## [ACTIVITY]
Word for word, and with pictures excluded, copy out all the records that follow.

## [SUPPLIED RECORDS]
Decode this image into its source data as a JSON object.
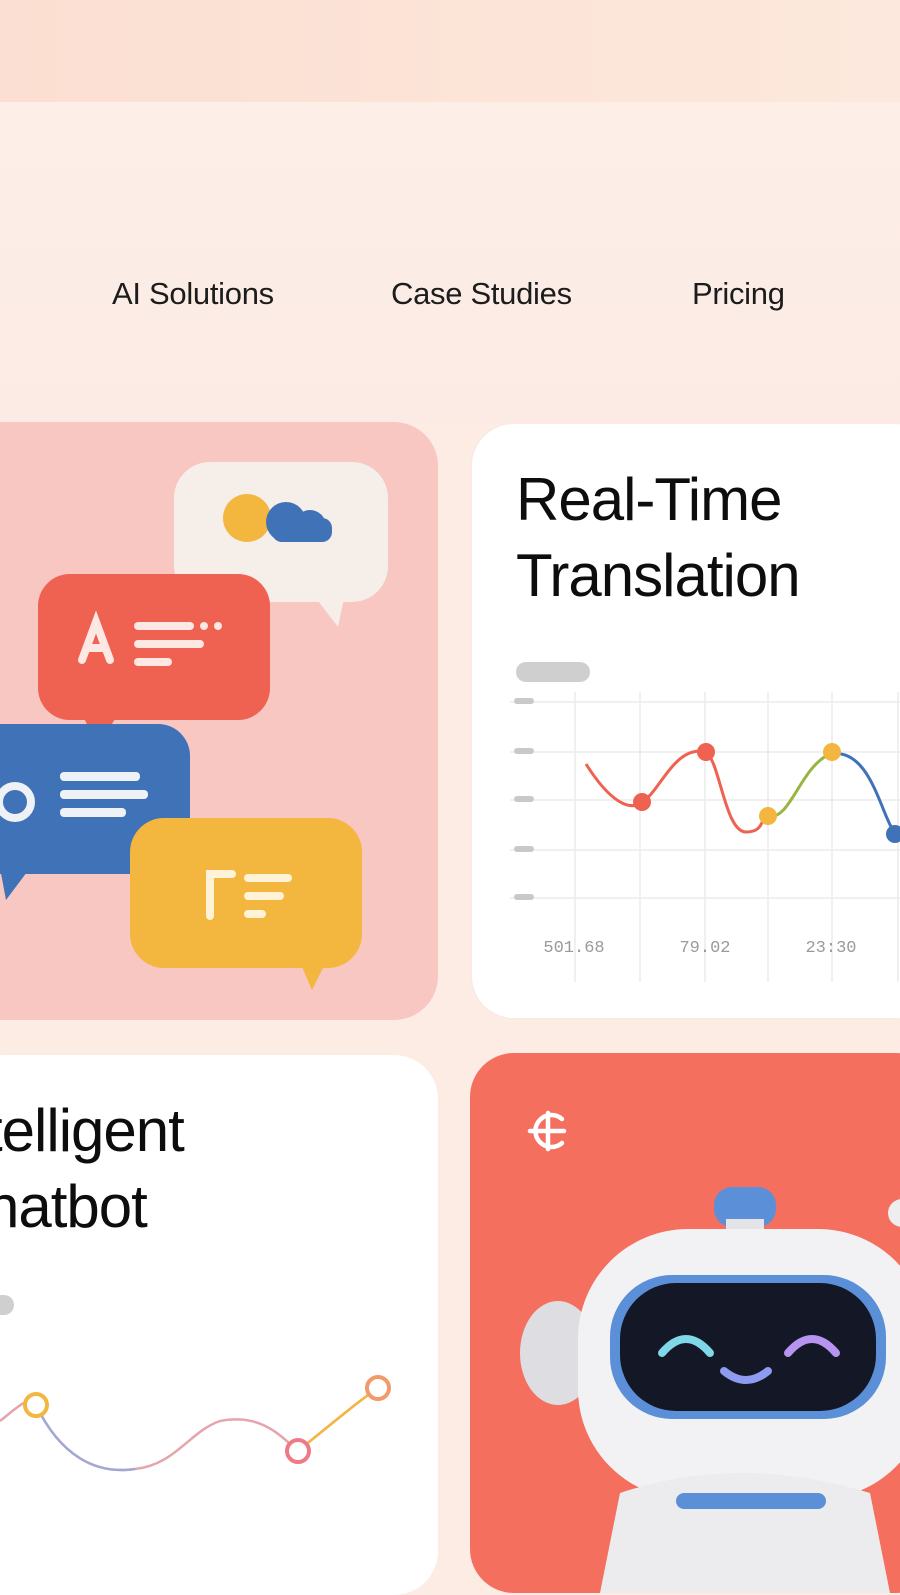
{
  "nav": {
    "items": [
      {
        "label": "AI Solutions"
      },
      {
        "label": "Case Studies"
      },
      {
        "label": "Pricing"
      }
    ]
  },
  "cards": {
    "translation": {
      "title_line1": "Real-Time",
      "title_line2": "Translation",
      "x_ticks": [
        "501.68",
        "79.02",
        "23:30"
      ]
    },
    "chatbot": {
      "title_line1": "telligent",
      "title_line2": "hatbot"
    }
  },
  "icons": {
    "chat_bubbles": "chat-bubbles-illustration",
    "robot": "robot-illustration",
    "robot_logo": "currency-like-logo-icon"
  },
  "colors": {
    "page_bg": "#fcece4",
    "chat_card": "#f8c7c2",
    "robot_card": "#f56f5f",
    "accent_red": "#ef6150",
    "accent_blue": "#3f72b6",
    "accent_yellow": "#f3b63f"
  }
}
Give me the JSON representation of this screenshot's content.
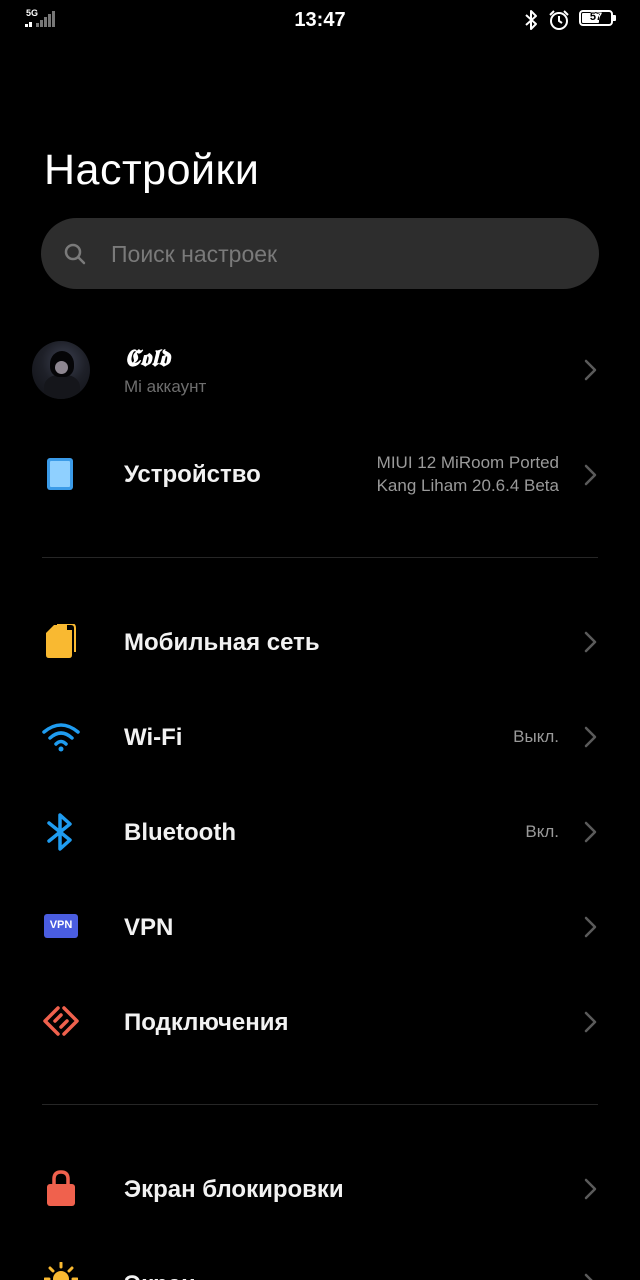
{
  "status_bar": {
    "network": "5G",
    "time": "13:47",
    "battery": "57",
    "icons": [
      "signal-icon",
      "bluetooth-icon",
      "alarm-icon",
      "battery-icon"
    ]
  },
  "title": "Настройки",
  "search": {
    "placeholder": "Поиск настроек"
  },
  "account": {
    "name": "𝕮𝖔𝖑𝖉",
    "subtitle": "Mi аккаунт"
  },
  "items": [
    {
      "label": "Устройство",
      "value_line1": "MIUI 12 MiRoom  Ported",
      "value_line2": "Kang Liham 20.6.4 Beta",
      "icon": "tablet-icon"
    },
    {
      "label": "Мобильная сеть",
      "value": "",
      "icon": "sim-card-icon"
    },
    {
      "label": "Wi-Fi",
      "value": "Выкл.",
      "icon": "wifi-icon"
    },
    {
      "label": "Bluetooth",
      "value": "Вкл.",
      "icon": "bluetooth-icon"
    },
    {
      "label": "VPN",
      "value": "",
      "icon": "vpn-icon",
      "badge": "VPN"
    },
    {
      "label": "Подключения",
      "value": "",
      "icon": "connections-icon"
    },
    {
      "label": "Экран блокировки",
      "value": "",
      "icon": "lock-icon"
    },
    {
      "label": "Экран",
      "value": "",
      "icon": "brightness-icon"
    }
  ],
  "colors": {
    "background": "#000000",
    "search_bg": "#2d2d2d",
    "tablet": "#3b9be8",
    "sim": "#f9b931",
    "wifi": "#1f9cf0",
    "bluetooth": "#1f9cf0",
    "vpn": "#4a5de0",
    "connections": "#f0614d",
    "lock": "#f0614d",
    "brightness": "#f9b931"
  }
}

## [ANSWER BELOW]
Decode this image into its source data as a JSON object.
{
  "nav": {
    "items": [
      {
        "label": "AI Solutions"
      },
      {
        "label": "Case Studies"
      },
      {
        "label": "Pricing"
      }
    ]
  },
  "cards": {
    "translation": {
      "title_line1": "Real-Time",
      "title_line2": "Translation",
      "x_ticks": [
        "501.68",
        "79.02",
        "23:30"
      ]
    },
    "chatbot": {
      "title_line1": "telligent",
      "title_line2": "hatbot"
    }
  },
  "icons": {
    "chat_bubbles": "chat-bubbles-illustration",
    "robot": "robot-illustration",
    "robot_logo": "currency-like-logo-icon"
  },
  "colors": {
    "page_bg": "#fcece4",
    "chat_card": "#f8c7c2",
    "robot_card": "#f56f5f",
    "accent_red": "#ef6150",
    "accent_blue": "#3f72b6",
    "accent_yellow": "#f3b63f"
  }
}
Give me the JSON representation of this screenshot's content.
{
  "status_bar": {
    "network": "5G",
    "time": "13:47",
    "battery": "57",
    "icons": [
      "signal-icon",
      "bluetooth-icon",
      "alarm-icon",
      "battery-icon"
    ]
  },
  "title": "Настройки",
  "search": {
    "placeholder": "Поиск настроек"
  },
  "account": {
    "name": "𝕮𝖔𝖑𝖉",
    "subtitle": "Mi аккаунт"
  },
  "items": [
    {
      "label": "Устройство",
      "value_line1": "MIUI 12 MiRoom  Ported",
      "value_line2": "Kang Liham 20.6.4 Beta",
      "icon": "tablet-icon"
    },
    {
      "label": "Мобильная сеть",
      "value": "",
      "icon": "sim-card-icon"
    },
    {
      "label": "Wi-Fi",
      "value": "Выкл.",
      "icon": "wifi-icon"
    },
    {
      "label": "Bluetooth",
      "value": "Вкл.",
      "icon": "bluetooth-icon"
    },
    {
      "label": "VPN",
      "value": "",
      "icon": "vpn-icon",
      "badge": "VPN"
    },
    {
      "label": "Подключения",
      "value": "",
      "icon": "connections-icon"
    },
    {
      "label": "Экран блокировки",
      "value": "",
      "icon": "lock-icon"
    },
    {
      "label": "Экран",
      "value": "",
      "icon": "brightness-icon"
    }
  ],
  "colors": {
    "background": "#000000",
    "search_bg": "#2d2d2d",
    "tablet": "#3b9be8",
    "sim": "#f9b931",
    "wifi": "#1f9cf0",
    "bluetooth": "#1f9cf0",
    "vpn": "#4a5de0",
    "connections": "#f0614d",
    "lock": "#f0614d",
    "brightness": "#f9b931"
  }
}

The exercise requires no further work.